Standing on the platform, I hear the screeching of metal before I see lights growing brighter as the train rolls closer. A gust of wind accompanies the rumbling floor, blowing off hats and scaring people behind the yellow line. Crowds estimate with precision where the doors will open, for routine is a part of life. We part like the red sea, allowing passengers to disembark. We must hurry aboard before a ding-dong signals the sea coming to swallow us up and rush us away.
Amid the tossing and turning of an unstable car, I can hear snippets of conversations: co-workers discussing their day, parents screaming at their children in foreign languages, teenagers sharing the latest gossip while fruitlessly attempting to get a cellphone signal. Black wires serve as my modern necklace, connecting my ears to my hands. The pumping bass tunes out those awkward sexual history conversations from people who have yet to learn about subway etiquette.
I hold on for dear life as we twist and turn. My feet are planted solidly on the ground, shifting slightly with every tiny change. After months of a twice daily commute, all the quirks of my travel are known to me like the back of my hand: where to walk and to sit, where to enter and to exit. On the subway I can observe, ignore, converse or be silent. The familiarity yet newness of these trips bring me comfort.

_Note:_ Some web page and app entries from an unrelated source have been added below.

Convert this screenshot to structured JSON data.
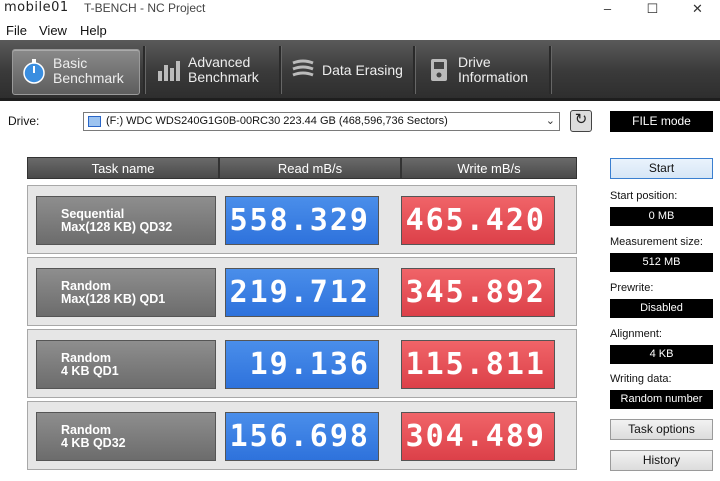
{
  "window": {
    "watermark": "mobile01",
    "title": "T-BENCH - NC Project"
  },
  "menu": [
    "File",
    "View",
    "Help"
  ],
  "tabs": [
    {
      "label": "Basic\nBenchmark",
      "icon": "stopwatch-icon",
      "active": true
    },
    {
      "label": "Advanced\nBenchmark",
      "icon": "bar-chart-icon",
      "active": false
    },
    {
      "label": "Data Erasing",
      "icon": "eraser-icon",
      "active": false
    },
    {
      "label": "Drive\nInformation",
      "icon": "drive-info-icon",
      "active": false
    }
  ],
  "drive": {
    "label": "Drive:",
    "value": "(F:) WDC WDS240G1G0B-00RC30  223.44 GB (468,596,736 Sectors)"
  },
  "file_mode": "FILE mode",
  "table": {
    "headers": [
      "Task name",
      "Read mB/s",
      "Write mB/s"
    ],
    "rows": [
      {
        "task": "Sequential\nMax(128 KB) QD32",
        "read": "558.329",
        "write": "465.420"
      },
      {
        "task": "Random\nMax(128 KB) QD1",
        "read": "219.712",
        "write": "345.892"
      },
      {
        "task": "Random\n4 KB QD1",
        "read": "19.136",
        "write": "115.811"
      },
      {
        "task": "Random\n4 KB QD32",
        "read": "156.698",
        "write": "304.489"
      }
    ]
  },
  "side": {
    "start": "Start",
    "start_position_label": "Start position:",
    "start_position": "0 MB",
    "measurement_label": "Measurement size:",
    "measurement": "512 MB",
    "prewrite_label": "Prewrite:",
    "prewrite": "Disabled",
    "alignment_label": "Alignment:",
    "alignment": "4 KB",
    "writing_label": "Writing data:",
    "writing": "Random number",
    "task_options": "Task options",
    "history": "History"
  }
}
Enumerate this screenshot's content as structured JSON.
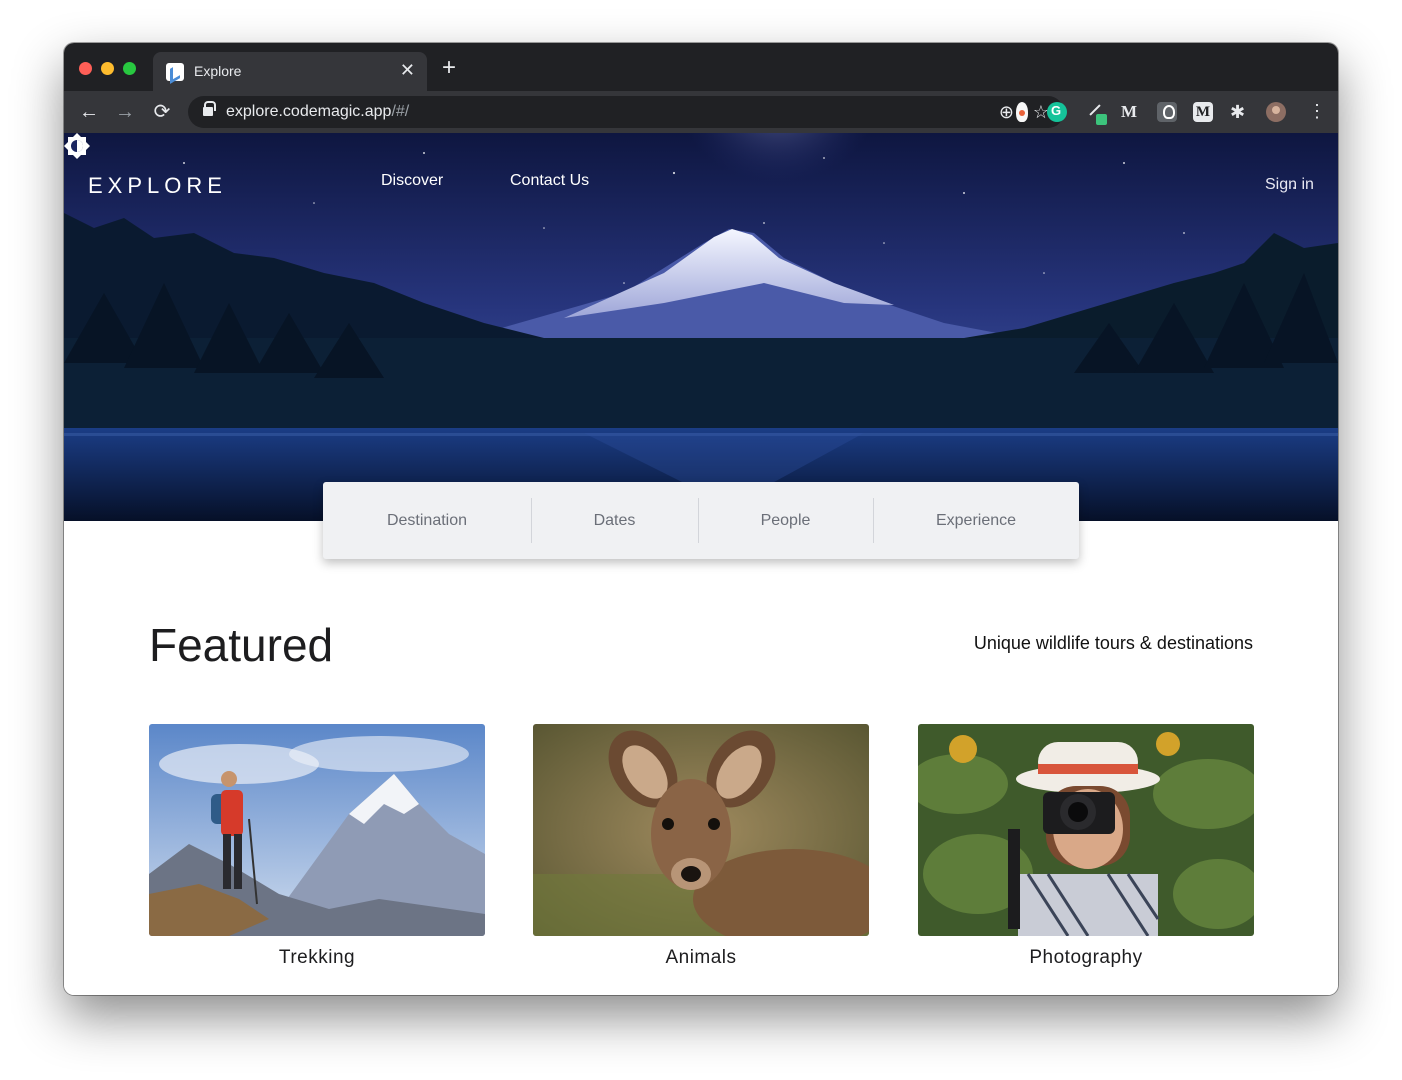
{
  "browser": {
    "tab_title": "Explore",
    "tab_close": "✕",
    "new_tab": "+",
    "url_host": "explore.codemagic.app",
    "url_path": "/#/",
    "back": "←",
    "forward": "→",
    "reload": "⟳",
    "zoom_icon": "⊕",
    "bookmark_icon": "☆",
    "ext_medium": "M",
    "ext_medium2": "M",
    "ext_puzzle": "✱",
    "menu": "⋮"
  },
  "header": {
    "brand": "EXPLORE",
    "nav": [
      "Discover",
      "Contact Us"
    ],
    "sign_in": "Sign in"
  },
  "search": {
    "fields": [
      "Destination",
      "Dates",
      "People",
      "Experience"
    ]
  },
  "featured": {
    "title": "Featured",
    "subtitle": "Unique wildlife tours & destinations",
    "cards": [
      {
        "label": "Trekking",
        "image": "hiker-mountains-photo"
      },
      {
        "label": "Animals",
        "image": "deer-photo"
      },
      {
        "label": "Photography",
        "image": "photographer-photo"
      }
    ]
  },
  "colors": {
    "chrome_dark": "#202124",
    "chrome_toolbar": "#35363a",
    "search_bg": "#f0f1f3",
    "search_text": "#6b6f78"
  }
}
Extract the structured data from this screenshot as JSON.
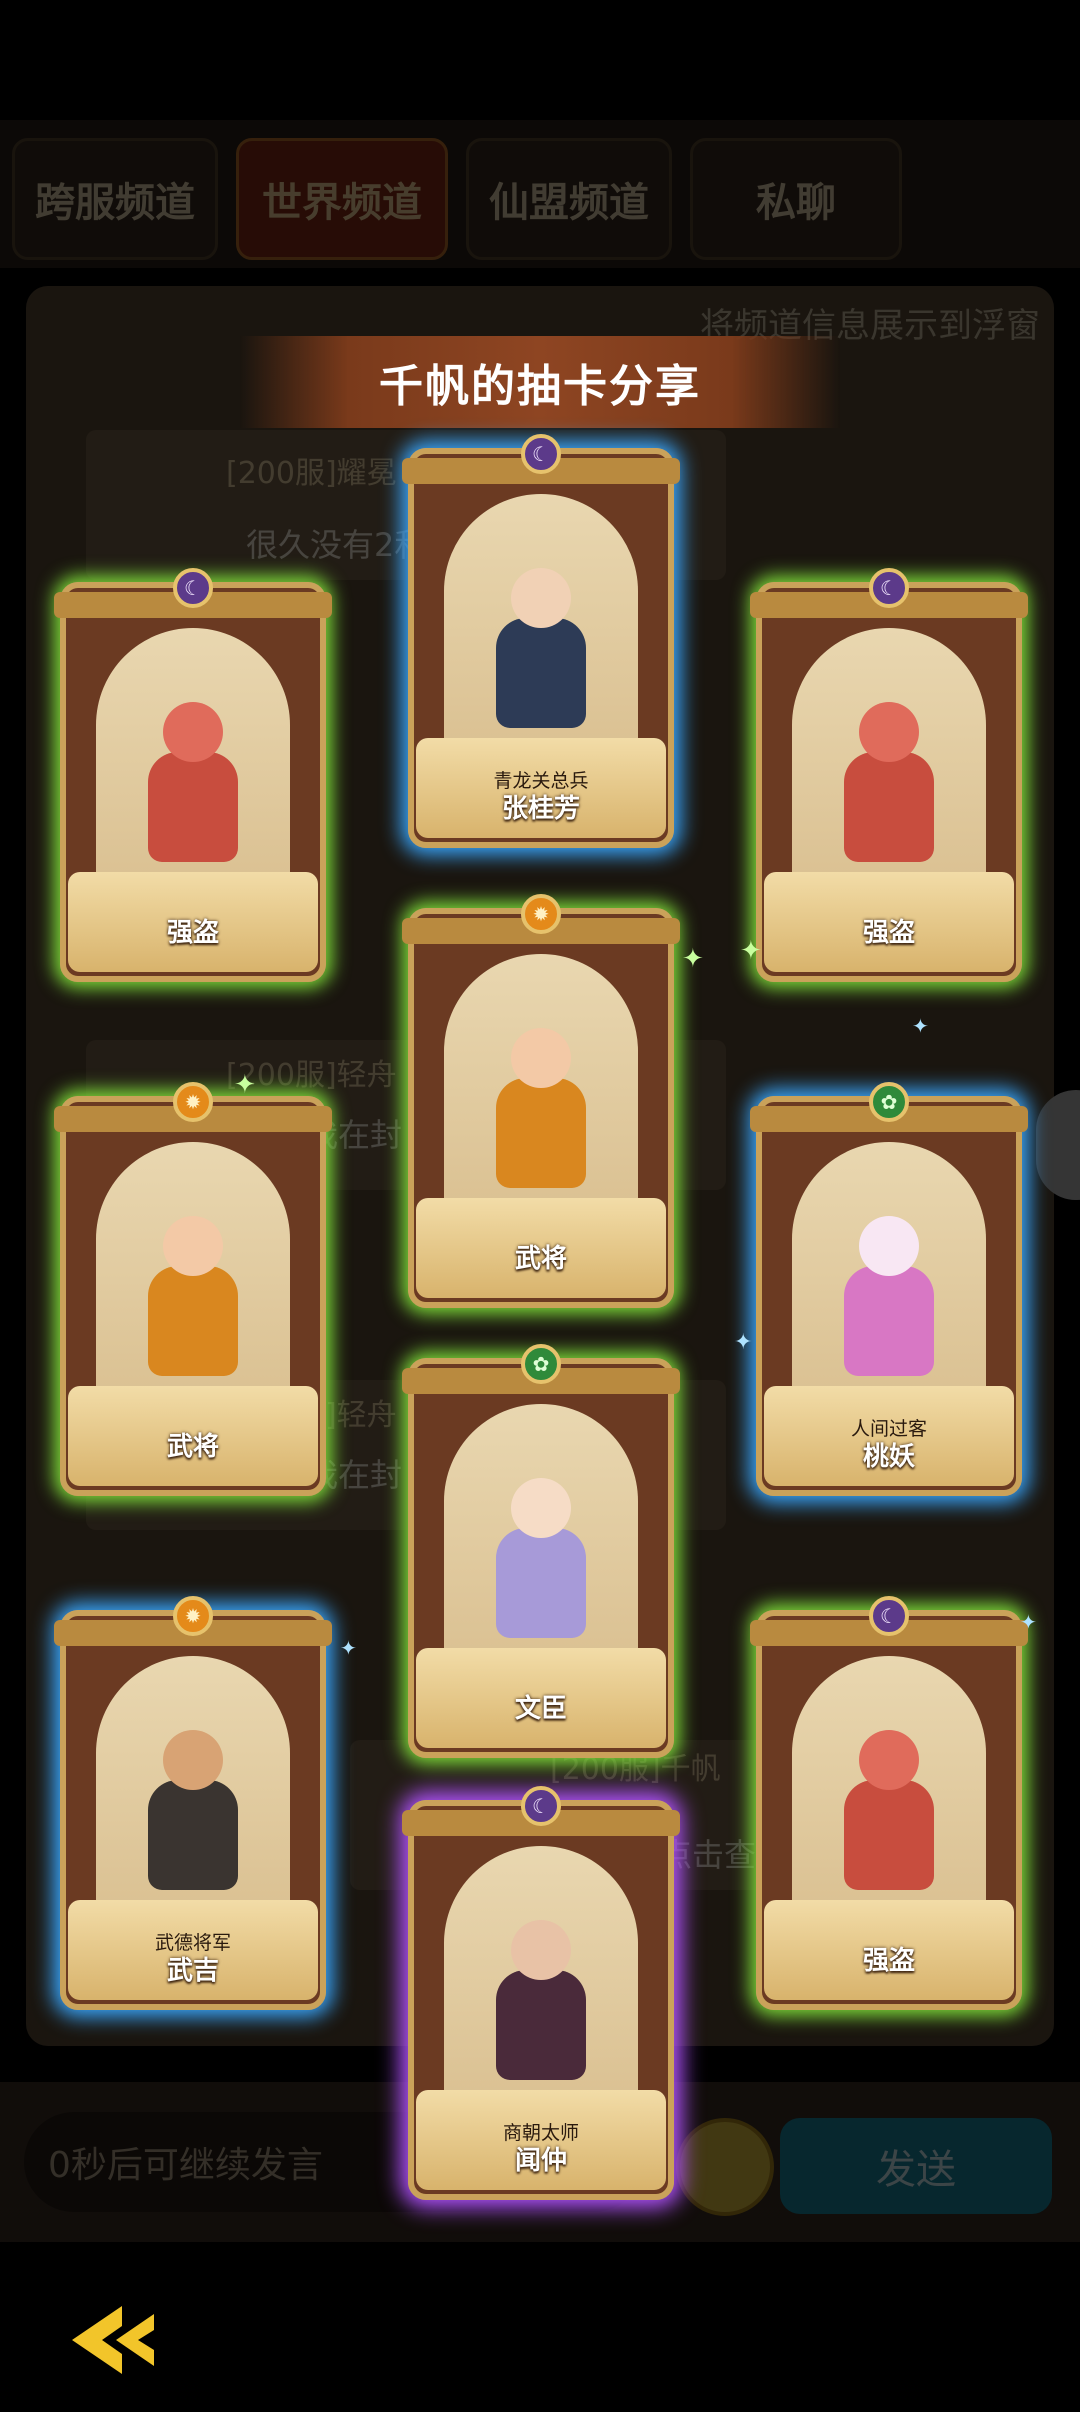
{
  "background": {
    "tabs": [
      "跨服频道",
      "世界频道",
      "仙盟频道",
      "私聊"
    ],
    "active_tab": "世界频道",
    "float_option_label": "将频道信息展示到浮窗",
    "chat_messages": [
      {
        "name": "[200服]耀冕",
        "text": "很久没有2和"
      },
      {
        "name": "[200服]轻舟",
        "text": "我在封"
      },
      {
        "name": "[200服]轻舟",
        "text": "我在封"
      },
      {
        "name": "[200服]千帆",
        "text": "点击查看"
      }
    ],
    "input_placeholder": "0秒后可继续发言",
    "send_label": "发送"
  },
  "share": {
    "title": "千帆的抽卡分享"
  },
  "cards": [
    {
      "subtitle": "",
      "name": "强盗",
      "rarity": "green",
      "badge": "moon"
    },
    {
      "subtitle": "青龙关总兵",
      "name": "张桂芳",
      "rarity": "blue",
      "badge": "moon"
    },
    {
      "subtitle": "",
      "name": "强盗",
      "rarity": "green",
      "badge": "moon"
    },
    {
      "subtitle": "",
      "name": "武将",
      "rarity": "green",
      "badge": "sun"
    },
    {
      "subtitle": "",
      "name": "武将",
      "rarity": "green",
      "badge": "sun"
    },
    {
      "subtitle": "人间过客",
      "name": "桃妖",
      "rarity": "blue",
      "badge": "leaf"
    },
    {
      "subtitle": "",
      "name": "文臣",
      "rarity": "green",
      "badge": "leaf"
    },
    {
      "subtitle": "武德将军",
      "name": "武吉",
      "rarity": "blue",
      "badge": "sun"
    },
    {
      "subtitle": "",
      "name": "强盗",
      "rarity": "green",
      "badge": "moon"
    },
    {
      "subtitle": "商朝太师",
      "name": "闻仲",
      "rarity": "purple",
      "badge": "moon"
    }
  ],
  "colors": {
    "green_glow": "#7fdc3a",
    "blue_glow": "#3aa8ff",
    "purple_glow": "#b253ff",
    "banner": "#8e4522"
  }
}
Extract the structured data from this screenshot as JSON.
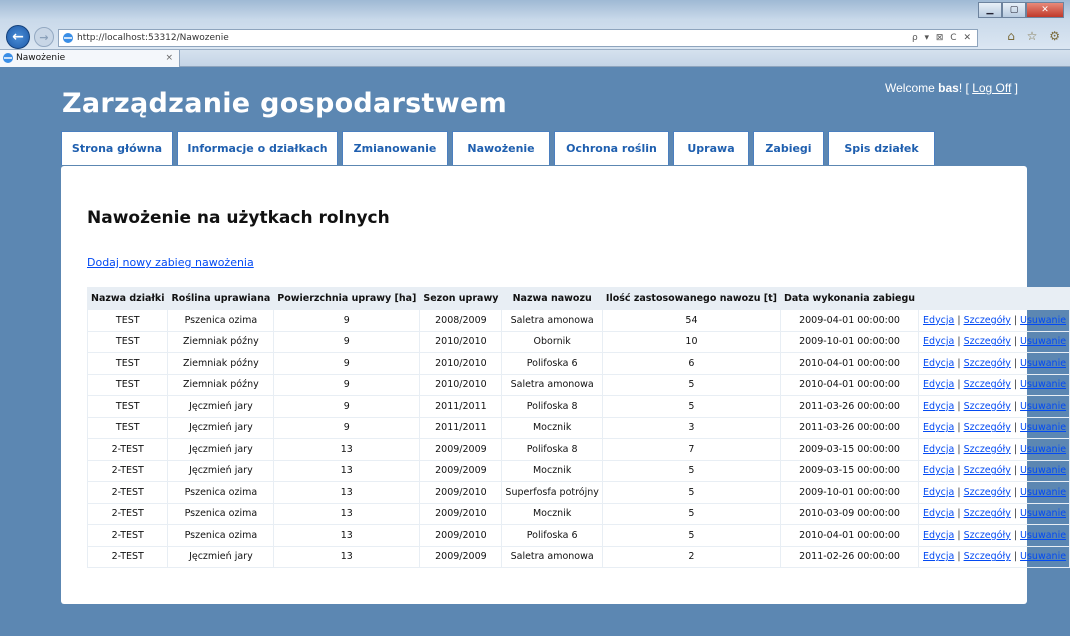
{
  "browser": {
    "url": "http://localhost:53312/Nawozenie",
    "tab_title": "Nawożenie",
    "tab_close": "×",
    "addr_tools": "ρ ▾ ⊠ C ✕",
    "right_icons": "⌂ ☆ ⚙"
  },
  "site": {
    "title": "Zarządzanie gospodarstwem",
    "welcome_prefix": "Welcome ",
    "user": "bas",
    "welcome_suffix": "! [ ",
    "logoff": "Log Off",
    "logoff_suffix": " ]"
  },
  "menu": [
    "Strona główna",
    "Informacje o działkach",
    "Zmianowanie",
    "Nawożenie",
    "Ochrona roślin",
    "Uprawa",
    "Zabiegi",
    "Spis działek"
  ],
  "page": {
    "heading": "Nawożenie na użytkach rolnych",
    "add_link": "Dodaj nowy zabieg nawożenia"
  },
  "table": {
    "headers": [
      "Nazwa działki",
      "Roślina uprawiana",
      "Powierzchnia uprawy [ha]",
      "Sezon uprawy",
      "Nazwa nawozu",
      "Ilość zastosowanego nawozu [t]",
      "Data wykonania zabiegu",
      ""
    ],
    "actions": {
      "edit": "Edycja",
      "details": "Szczegóły",
      "delete": "Usuwanie",
      "sep": "|"
    },
    "rows": [
      [
        "TEST",
        "Pszenica ozima",
        "9",
        "2008/2009",
        "Saletra amonowa",
        "54",
        "2009-04-01 00:00:00"
      ],
      [
        "TEST",
        "Ziemniak późny",
        "9",
        "2010/2010",
        "Obornik",
        "10",
        "2009-10-01 00:00:00"
      ],
      [
        "TEST",
        "Ziemniak późny",
        "9",
        "2010/2010",
        "Polifoska 6",
        "6",
        "2010-04-01 00:00:00"
      ],
      [
        "TEST",
        "Ziemniak późny",
        "9",
        "2010/2010",
        "Saletra amonowa",
        "5",
        "2010-04-01 00:00:00"
      ],
      [
        "TEST",
        "Jęczmień jary",
        "9",
        "2011/2011",
        "Polifoska 8",
        "5",
        "2011-03-26 00:00:00"
      ],
      [
        "TEST",
        "Jęczmień jary",
        "9",
        "2011/2011",
        "Mocznik",
        "3",
        "2011-03-26 00:00:00"
      ],
      [
        "2-TEST",
        "Jęczmień jary",
        "13",
        "2009/2009",
        "Polifoska 8",
        "7",
        "2009-03-15 00:00:00"
      ],
      [
        "2-TEST",
        "Jęczmień jary",
        "13",
        "2009/2009",
        "Mocznik",
        "5",
        "2009-03-15 00:00:00"
      ],
      [
        "2-TEST",
        "Pszenica ozima",
        "13",
        "2009/2010",
        "Superfosfa potrójny",
        "5",
        "2009-10-01 00:00:00"
      ],
      [
        "2-TEST",
        "Pszenica ozima",
        "13",
        "2009/2010",
        "Mocznik",
        "5",
        "2010-03-09 00:00:00"
      ],
      [
        "2-TEST",
        "Pszenica ozima",
        "13",
        "2009/2010",
        "Polifoska 6",
        "5",
        "2010-04-01 00:00:00"
      ],
      [
        "2-TEST",
        "Jęczmień jary",
        "13",
        "2009/2009",
        "Saletra amonowa",
        "2",
        "2011-02-26 00:00:00"
      ]
    ]
  },
  "colors": {
    "page_bg": "#5c87b2",
    "link": "#034af3",
    "header_bg": "#e8eef4"
  }
}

The low voice of a woman reminds me that my trip is ending and once this metal boat stops rolling, I must disembark once more.
written July 16th 2011